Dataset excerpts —
· · · · ·
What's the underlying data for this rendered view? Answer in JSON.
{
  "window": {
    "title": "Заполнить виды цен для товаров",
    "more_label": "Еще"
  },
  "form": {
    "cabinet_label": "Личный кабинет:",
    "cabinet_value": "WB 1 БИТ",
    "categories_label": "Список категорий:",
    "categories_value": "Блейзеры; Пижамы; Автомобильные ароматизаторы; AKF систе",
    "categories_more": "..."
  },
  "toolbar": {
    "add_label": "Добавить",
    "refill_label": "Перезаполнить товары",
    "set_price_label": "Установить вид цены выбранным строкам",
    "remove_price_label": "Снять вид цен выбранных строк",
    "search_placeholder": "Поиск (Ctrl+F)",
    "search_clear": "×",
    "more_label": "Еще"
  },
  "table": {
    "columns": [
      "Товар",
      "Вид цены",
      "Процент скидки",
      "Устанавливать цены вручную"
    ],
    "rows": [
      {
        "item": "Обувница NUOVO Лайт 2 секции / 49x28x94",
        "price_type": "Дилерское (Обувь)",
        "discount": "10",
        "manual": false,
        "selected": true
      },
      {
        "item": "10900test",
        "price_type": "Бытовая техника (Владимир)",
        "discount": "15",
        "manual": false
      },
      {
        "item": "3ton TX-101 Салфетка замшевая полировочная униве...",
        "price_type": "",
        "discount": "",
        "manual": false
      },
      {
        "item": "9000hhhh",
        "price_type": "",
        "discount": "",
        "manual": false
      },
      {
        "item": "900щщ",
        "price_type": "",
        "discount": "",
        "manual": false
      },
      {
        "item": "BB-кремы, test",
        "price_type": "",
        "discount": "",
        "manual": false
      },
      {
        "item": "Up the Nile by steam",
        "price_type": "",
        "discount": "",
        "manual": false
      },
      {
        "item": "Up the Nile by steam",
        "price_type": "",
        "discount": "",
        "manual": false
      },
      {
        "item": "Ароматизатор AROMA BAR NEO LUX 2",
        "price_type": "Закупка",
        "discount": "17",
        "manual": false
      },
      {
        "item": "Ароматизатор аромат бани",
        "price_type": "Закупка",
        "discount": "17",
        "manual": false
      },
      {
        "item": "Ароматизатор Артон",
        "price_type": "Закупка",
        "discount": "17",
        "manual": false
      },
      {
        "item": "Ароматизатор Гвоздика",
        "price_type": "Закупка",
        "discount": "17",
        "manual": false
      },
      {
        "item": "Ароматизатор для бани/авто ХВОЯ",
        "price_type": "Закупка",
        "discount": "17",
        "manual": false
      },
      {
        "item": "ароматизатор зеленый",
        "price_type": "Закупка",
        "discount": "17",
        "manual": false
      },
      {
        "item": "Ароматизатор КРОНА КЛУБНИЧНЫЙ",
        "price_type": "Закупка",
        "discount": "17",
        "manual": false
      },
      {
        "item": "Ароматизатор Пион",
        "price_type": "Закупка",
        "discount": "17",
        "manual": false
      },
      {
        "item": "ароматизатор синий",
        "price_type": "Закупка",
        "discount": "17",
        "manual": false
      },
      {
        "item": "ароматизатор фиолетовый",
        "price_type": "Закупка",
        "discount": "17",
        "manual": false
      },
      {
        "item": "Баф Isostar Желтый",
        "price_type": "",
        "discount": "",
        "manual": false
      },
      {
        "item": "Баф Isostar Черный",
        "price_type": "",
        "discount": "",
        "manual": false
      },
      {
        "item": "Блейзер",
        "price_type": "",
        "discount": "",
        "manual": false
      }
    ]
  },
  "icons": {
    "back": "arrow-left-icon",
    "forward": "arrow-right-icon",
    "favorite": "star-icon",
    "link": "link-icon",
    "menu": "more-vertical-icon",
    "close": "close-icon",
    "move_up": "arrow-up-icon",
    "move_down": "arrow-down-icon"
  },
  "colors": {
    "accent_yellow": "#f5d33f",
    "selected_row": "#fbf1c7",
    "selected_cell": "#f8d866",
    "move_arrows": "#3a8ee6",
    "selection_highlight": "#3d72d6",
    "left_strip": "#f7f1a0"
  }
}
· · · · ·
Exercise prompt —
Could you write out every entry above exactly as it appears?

Reply —
What's the underlying data for this rendered view? Answer in JSON.
{
  "window": {
    "title": "Заполнить виды цен для товаров",
    "more_label": "Еще"
  },
  "form": {
    "cabinet_label": "Личный кабинет:",
    "cabinet_value": "WB 1 БИТ",
    "categories_label": "Список категорий:",
    "categories_value": "Блейзеры; Пижамы; Автомобильные ароматизаторы; AKF систе",
    "categories_more": "..."
  },
  "toolbar": {
    "add_label": "Добавить",
    "refill_label": "Перезаполнить товары",
    "set_price_label": "Установить вид цены выбранным строкам",
    "remove_price_label": "Снять вид цен выбранных строк",
    "search_placeholder": "Поиск (Ctrl+F)",
    "search_clear": "×",
    "more_label": "Еще"
  },
  "table": {
    "columns": [
      "Товар",
      "Вид цены",
      "Процент скидки",
      "Устанавливать цены вручную"
    ],
    "rows": [
      {
        "item": "Обувница NUOVO Лайт 2 секции / 49x28x94",
        "price_type": "Дилерское (Обувь)",
        "discount": "10",
        "manual": false,
        "selected": true
      },
      {
        "item": "10900test",
        "price_type": "Бытовая техника (Владимир)",
        "discount": "15",
        "manual": false
      },
      {
        "item": "3ton TX-101 Салфетка замшевая полировочная униве...",
        "price_type": "",
        "discount": "",
        "manual": false
      },
      {
        "item": "9000hhhh",
        "price_type": "",
        "discount": "",
        "manual": false
      },
      {
        "item": "900щщ",
        "price_type": "",
        "discount": "",
        "manual": false
      },
      {
        "item": "BB-кремы, test",
        "price_type": "",
        "discount": "",
        "manual": false
      },
      {
        "item": "Up the Nile by steam",
        "price_type": "",
        "discount": "",
        "manual": false
      },
      {
        "item": "Up the Nile by steam",
        "price_type": "",
        "discount": "",
        "manual": false
      },
      {
        "item": "Ароматизатор AROMA BAR NEO LUX 2",
        "price_type": "Закупка",
        "discount": "17",
        "manual": false
      },
      {
        "item": "Ароматизатор аромат бани",
        "price_type": "Закупка",
        "discount": "17",
        "manual": false
      },
      {
        "item": "Ароматизатор Артон",
        "price_type": "Закупка",
        "discount": "17",
        "manual": false
      },
      {
        "item": "Ароматизатор Гвоздика",
        "price_type": "Закупка",
        "discount": "17",
        "manual": false
      },
      {
        "item": "Ароматизатор для бани/авто ХВОЯ",
        "price_type": "Закупка",
        "discount": "17",
        "manual": false
      },
      {
        "item": "ароматизатор зеленый",
        "price_type": "Закупка",
        "discount": "17",
        "manual": false
      },
      {
        "item": "Ароматизатор КРОНА КЛУБНИЧНЫЙ",
        "price_type": "Закупка",
        "discount": "17",
        "manual": false
      },
      {
        "item": "Ароматизатор Пион",
        "price_type": "Закупка",
        "discount": "17",
        "manual": false
      },
      {
        "item": "ароматизатор синий",
        "price_type": "Закупка",
        "discount": "17",
        "manual": false
      },
      {
        "item": "ароматизатор фиолетовый",
        "price_type": "Закупка",
        "discount": "17",
        "manual": false
      },
      {
        "item": "Баф Isostar Желтый",
        "price_type": "",
        "discount": "",
        "manual": false
      },
      {
        "item": "Баф Isostar Черный",
        "price_type": "",
        "discount": "",
        "manual": false
      },
      {
        "item": "Блейзер",
        "price_type": "",
        "discount": "",
        "manual": false
      }
    ]
  },
  "icons": {
    "back": "arrow-left-icon",
    "forward": "arrow-right-icon",
    "favorite": "star-icon",
    "link": "link-icon",
    "menu": "more-vertical-icon",
    "close": "close-icon",
    "move_up": "arrow-up-icon",
    "move_down": "arrow-down-icon"
  },
  "colors": {
    "accent_yellow": "#f5d33f",
    "selected_row": "#fbf1c7",
    "selected_cell": "#f8d866",
    "move_arrows": "#3a8ee6",
    "selection_highlight": "#3d72d6",
    "left_strip": "#f7f1a0"
  }
}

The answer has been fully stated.